Members of the Community Alliance for Byron Shire (CABS) packed out the chamber and serenaded the councillors with their song ‘Wise Men Don’t Build Houses on Sand’ after the vote was taken with Councillors Cubis, Ibrahim, Woods, Hunter and Wanchap voting in favour of the plan.
As the impromptu performance started Mayor Simon Richardson called a recess for the meeting
The new plan focuses around a $23m. rock sea wall and walkway that would stretch 1.1 kilometres from Kendall St to the end of the Belongil sand spit.
Mayor Simon Richardson said he was disappointed to see the plan adopted hopes the minister would share it with the Coastal Panel, “ who are the acknowledged experts in Coastal management.”
“Ultimately it is up to the minister to ratify it or send it back to us for more work,” he said.
“When you have a report that the overwhelming majority of state agencies has said not only is flawed but contravenes what a coastal zone management plan should be, as outlined in the Coastal Protection Act, and attracts widespread community opposition, it is just staggering to think we are going to submit it.”
“For me, the process has been abysmal, the lack of acceptance of scientific and technical expertise is really problematic and the fact that the community feels they have been written out of the equation really shames us (council) as an organisation that is meant to reflect the community’s values.
One of the CZMP’s key backers, Councillor Sol Ibrahim, said he was saddened that the issue had been so divisive for the community.
Arguments that rock walls on Belongil Beach have led to a loss of beach held no sway for councillors in favour of the plan.
“If there were no rock walls there already (on Belongil), I don’t think I would be advocating for a rock wall now, I would be advocating for a buyout of properties and moving towards planned retreat,” he said.
“But I am dealing with practical realities here.
“There has been a wall there for the last 20 years and what is proposed is far better than what is there now.”
“I can’t emphasise enough that if you are going to talk about rock walls, you can’t ignore the negative impact that the wall at Jonson Street has had on Belongil (so we have to protect Belongil).”
Cr Ibrahim also said the profile of the old walls were too steep and had exacerbated sand movement and the new sea wall with walkway would be more like the shape of the newly completed section of wall at Manfred Street and would enable the sand to return over time.
During recent public exhibition, the plan attracted 689 submissions with some in the chamber including President of the Byron Residents Group Cate Coorey raising concerns that many of the submissions are from people who do not live in the Shire
“We also know that Belongil landowners contacted people who patronise their holiday lets and told them to send in a submission,” she said. “This is utterly unacceptable.

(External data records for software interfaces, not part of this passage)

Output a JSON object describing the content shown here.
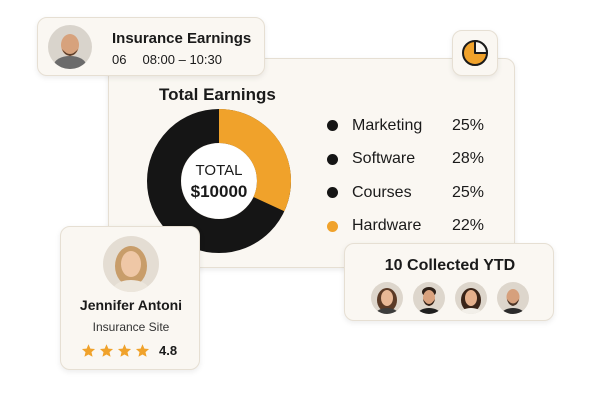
{
  "insurance_card": {
    "title": "Insurance Earnings",
    "day": "06",
    "time": "08:00 – 10:30",
    "avatar_icon": "bald-man-avatar-icon"
  },
  "earnings": {
    "title": "Total Earnings",
    "total_label": "TOTAL",
    "total_value": "$10000",
    "pie_icon": "pie-chart-icon",
    "colors": {
      "dark": "#151515",
      "accent": "#f0a22b"
    },
    "legend": [
      {
        "label": "Marketing",
        "pct": "25%",
        "color": "#151515"
      },
      {
        "label": "Software",
        "pct": "28%",
        "color": "#151515"
      },
      {
        "label": "Courses",
        "pct": "25%",
        "color": "#151515"
      },
      {
        "label": "Hardware",
        "pct": "22%",
        "color": "#f0a22b"
      }
    ]
  },
  "chart_data": {
    "type": "pie",
    "categories": [
      "Marketing",
      "Software",
      "Courses",
      "Hardware"
    ],
    "values": [
      25,
      28,
      25,
      22
    ],
    "title": "Total Earnings"
  },
  "person_card": {
    "name": "Jennifer Antoni",
    "subtitle": "Insurance Site",
    "stars": 4,
    "rating": "4.8",
    "avatar_icon": "woman-avatar-icon"
  },
  "collected_card": {
    "title": "10 Collected YTD",
    "avatars": [
      "woman-avatar-icon",
      "bearded-man-avatar-icon",
      "woman-avatar-icon",
      "bald-man-avatar-icon"
    ]
  }
}
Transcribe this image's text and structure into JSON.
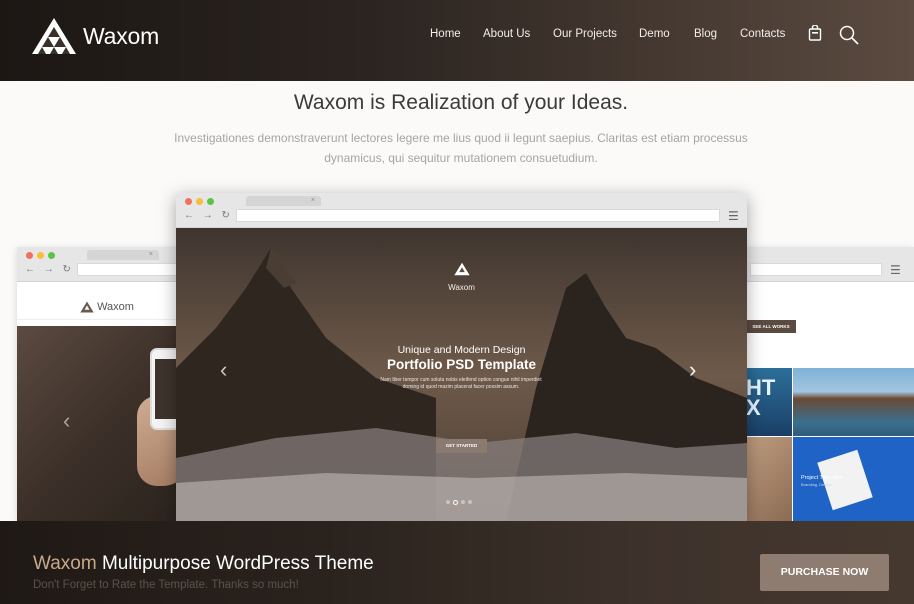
{
  "header": {
    "logo_text": "Waxom",
    "nav": [
      "Home",
      "About Us",
      "Our Projects",
      "Demo",
      "Blog",
      "Contacts"
    ],
    "icons": [
      "cart-icon",
      "search-icon"
    ]
  },
  "intro": {
    "title": "Waxom is Realization of your Ideas.",
    "text": "Investigationes demonstraverunt lectores legere me lius quod ii legunt saepius. Claritas est etiam processus dynamicus, qui sequitur mutationem consuetudium."
  },
  "mock_left": {
    "logo_text": "Waxom"
  },
  "mock_main": {
    "logo_text": "Waxom",
    "subtitle": "Unique and Modern Design",
    "title": "Portfolio PSD Template",
    "description": "Nam liber tempor cum soluta nobis eleifend option congue nihil imperdiet doming id quod mazim placerat facer possim assum.",
    "button": "GET STARTED",
    "slide_count": 4,
    "active_slide": 2
  },
  "mock_right": {
    "see_all": "SEE ALL WORKS",
    "project_title": "Project Title Here",
    "project_category": "Branding, Design",
    "tile_text": "HT\nX"
  },
  "footer_cta": {
    "accent": "Waxom",
    "title": " Multipurpose WordPress Theme",
    "subtitle": "Don't Forget to Rate the Template. Thanks so much!",
    "button": "PURCHASE NOW"
  },
  "colors": {
    "accent": "#c8a88a",
    "button": "#8e7c71",
    "dark": "#1f1915"
  }
}
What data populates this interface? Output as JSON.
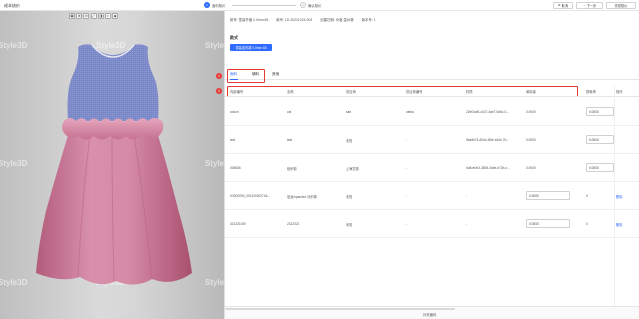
{
  "app": {
    "title": "成本核价"
  },
  "steps": [
    {
      "num": "1",
      "label": "面料核价"
    },
    {
      "num": "2",
      "label": "确认核价"
    }
  ],
  "actions": {
    "cancel": "取消",
    "next": "下一步",
    "finish": "完成核价"
  },
  "viewer": {
    "watermark": "Style3D",
    "tools": [
      "▣",
      "⊕",
      "⊖",
      "⤢",
      "◨",
      "◐",
      "◉"
    ]
  },
  "info": {
    "model": "款号: 童装外套 0.0mm.65",
    "style": "款号: LD-20221024-003",
    "date": "创建日期: 众鑫 温州港",
    "version": "版本号: 1"
  },
  "section": {
    "title": "款式",
    "pattern_chip": "童装连衣裙 0.0mm.65"
  },
  "tabs": [
    {
      "label": "面料",
      "active": true
    },
    {
      "label": "辅料",
      "active": false
    },
    {
      "label": "其他",
      "active": false
    }
  ],
  "badges": {
    "one": "1",
    "two": "2"
  },
  "table": {
    "headers": [
      "内部编号",
      "名称",
      "供应商",
      "供应商编号",
      "材质",
      "单用量",
      "损耗率",
      "操作"
    ],
    "rows": [
      {
        "id": "cotum",
        "name": "cat",
        "supplier": "sae",
        "supplier_no": "vatha",
        "material": "22ef2ad0-c027-4ae7-9a5c-0...",
        "usage": "0.0000",
        "loss": "0.0000",
        "op": ""
      },
      {
        "id": "test",
        "name": "test",
        "supplier": "未知",
        "supplier_no": "-",
        "material": "5ba5e74-82cb-4f6e-b44e-7b...",
        "usage": "0.0000",
        "loss": "0.0000",
        "op": ""
      },
      {
        "id": "006656",
        "name": "段织棉",
        "supplier": "上海富德",
        "supplier_no": "-",
        "material": "bd4ce0e2-3805-44be-b72b-c...",
        "usage": "0.0000",
        "loss": "0.0000",
        "op": ""
      },
      {
        "id": "K3000090_001100002746...",
        "name": "尼龙/spandex 针织棉",
        "supplier": "未知",
        "supplier_no": "-",
        "material": "-",
        "usage": "0.0000",
        "loss": "0",
        "op": "删除"
      },
      {
        "id": "321321000",
        "name": "2312321",
        "supplier": "未知",
        "supplier_no": "-",
        "material": "-",
        "usage": "0.0000",
        "loss": "0",
        "op": "删除"
      }
    ]
  },
  "footer": {
    "total": "补充面料"
  },
  "colors": {
    "accent": "#2f6bff",
    "highlight": "#e53935"
  }
}
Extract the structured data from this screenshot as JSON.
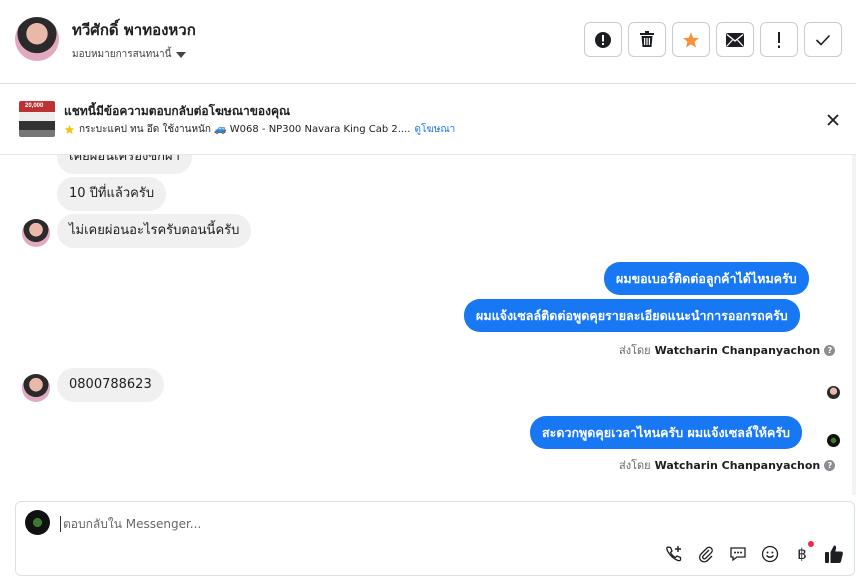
{
  "header": {
    "contact_name": "ทวีศักดิ์ พาทองหวก",
    "assign_label": "มอบหมายการสนทนานี้",
    "actions": [
      {
        "name": "report-button",
        "icon": "exclamation-circle-icon"
      },
      {
        "name": "delete-button",
        "icon": "trash-icon"
      },
      {
        "name": "star-button",
        "icon": "star-icon"
      },
      {
        "name": "mail-button",
        "icon": "envelope-icon"
      },
      {
        "name": "important-button",
        "icon": "exclamation-icon"
      },
      {
        "name": "done-button",
        "icon": "check-icon"
      }
    ],
    "star_color": "#f7923b"
  },
  "ad_banner": {
    "title": "แชทนี้มีข้อความตอบกลับต่อโฆษณาของคุณ",
    "subtitle": "กระบะแคป ทน อึด ใช้งานหนัก 🚙 W068 - NP300 Navara King Cab 2....",
    "link": "ดูโฆษณา",
    "thumb_text": "20,000"
  },
  "messages": {
    "in_1": "เคยผ่อนเครื่องซักผ้า",
    "in_2": "10 ปีที่แล้วครับ",
    "in_3": "ไม่เคยผ่อนอะไรครับตอนนี้ครับ",
    "out_1": "ผมขอเบอร์ติดต่อลูกค้าได้ไหมครับ",
    "out_2": "ผมแจ้งเซลล์ติดต่อพูดคุยรายละเอียดแนะนำการออกรถครับ",
    "sent_by_1_prefix": "ส่งโดย",
    "sent_by_1_name": "Watcharin Chanpanyachon",
    "in_4": "0800788623",
    "out_3": "สะดวกพูดคุยเวลาไหนครับ ผมแจ้งเซลล์ให้ครับ",
    "sent_by_2_prefix": "ส่งโดย",
    "sent_by_2_name": "Watcharin Chanpanyachon"
  },
  "composer": {
    "placeholder": "ตอบกลับใน Messenger...",
    "tools": [
      "add-call-icon",
      "paperclip-icon",
      "saved-reply-icon",
      "emoji-icon",
      "baht-icon",
      "like-icon"
    ]
  },
  "colors": {
    "accent": "#1877f2",
    "bubble_in": "#f0f0f0"
  }
}
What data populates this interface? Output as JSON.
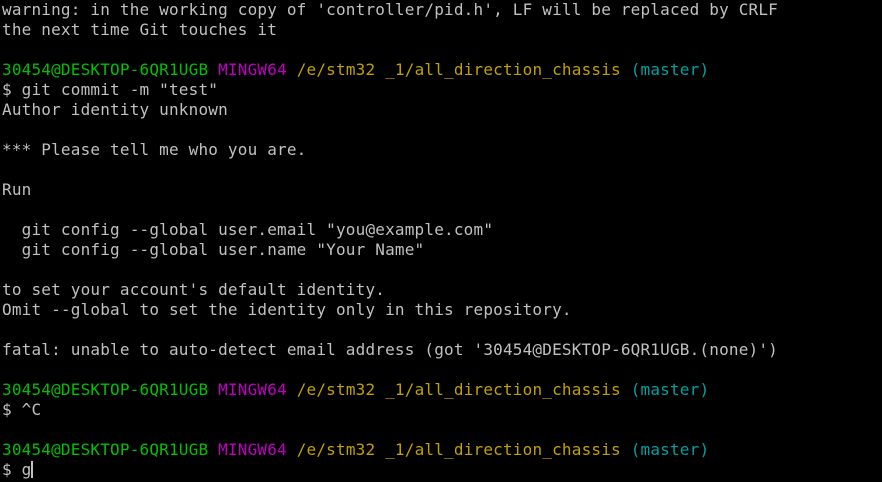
{
  "terminal": {
    "colors": {
      "background": "#000000",
      "text": "#c0c0c0",
      "user_host": "#00c000",
      "shell": "#c000c0",
      "path": "#c0a000",
      "branch": "#00a0a0"
    },
    "lines": [
      {
        "kind": "text",
        "text": "warning: in the working copy of 'controller/pid.h', LF will be replaced by CRLF"
      },
      {
        "kind": "text",
        "text": "the next time Git touches it"
      },
      {
        "kind": "text",
        "text": ""
      },
      {
        "kind": "prompt",
        "user_host": "30454@DESKTOP-6QR1UGB",
        "shell": "MINGW64",
        "path": "/e/stm32 _1/all_direction_chassis",
        "branch": "(master)"
      },
      {
        "kind": "text",
        "text": "$ git commit -m \"test\""
      },
      {
        "kind": "text",
        "text": "Author identity unknown"
      },
      {
        "kind": "text",
        "text": ""
      },
      {
        "kind": "text",
        "text": "*** Please tell me who you are."
      },
      {
        "kind": "text",
        "text": ""
      },
      {
        "kind": "text",
        "text": "Run"
      },
      {
        "kind": "text",
        "text": ""
      },
      {
        "kind": "text",
        "text": "  git config --global user.email \"you@example.com\""
      },
      {
        "kind": "text",
        "text": "  git config --global user.name \"Your Name\""
      },
      {
        "kind": "text",
        "text": ""
      },
      {
        "kind": "text",
        "text": "to set your account's default identity."
      },
      {
        "kind": "text",
        "text": "Omit --global to set the identity only in this repository."
      },
      {
        "kind": "text",
        "text": ""
      },
      {
        "kind": "text",
        "text": "fatal: unable to auto-detect email address (got '30454@DESKTOP-6QR1UGB.(none)')"
      },
      {
        "kind": "text",
        "text": ""
      },
      {
        "kind": "prompt",
        "user_host": "30454@DESKTOP-6QR1UGB",
        "shell": "MINGW64",
        "path": "/e/stm32 _1/all_direction_chassis",
        "branch": "(master)"
      },
      {
        "kind": "text",
        "text": "$ ^C"
      },
      {
        "kind": "text",
        "text": ""
      },
      {
        "kind": "prompt",
        "user_host": "30454@DESKTOP-6QR1UGB",
        "shell": "MINGW64",
        "path": "/e/stm32 _1/all_direction_chassis",
        "branch": "(master)"
      },
      {
        "kind": "input",
        "text": "$ g"
      }
    ]
  }
}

We deserve to know where the submissions are coming from.
Donald Maughan, President of the Suffolk Park Progress Association (also part of CABS) has previously said the CZMP was fatally flawed and a “non-plan” because, “there is no sand nourishment plan, no ecological study of flooding as far as I can see and no real analysis of where the money will come from”.
Deputy Mayor Councillor Paul Spooner reiterated his concerns the plan centred around a 1.1km rock sea wall with walkway will inevitably make it necessary to construct a number of groynes and undertake small-scale beach nourishment.
“If all three 3 stages (rock walls, groynes and beach nourishment) of the Adaptive Management option outlined in the WRL Coastal Hazard Management Study (page 98) have to be implemented due to the loss of the beach at Belongil, it will cost $36,115,520.”
He is also concerned that this could impact the overall council budget
“Council would need to cut $10 million in existing programs and services over the next 10 years to pay for this CZMP,” he said.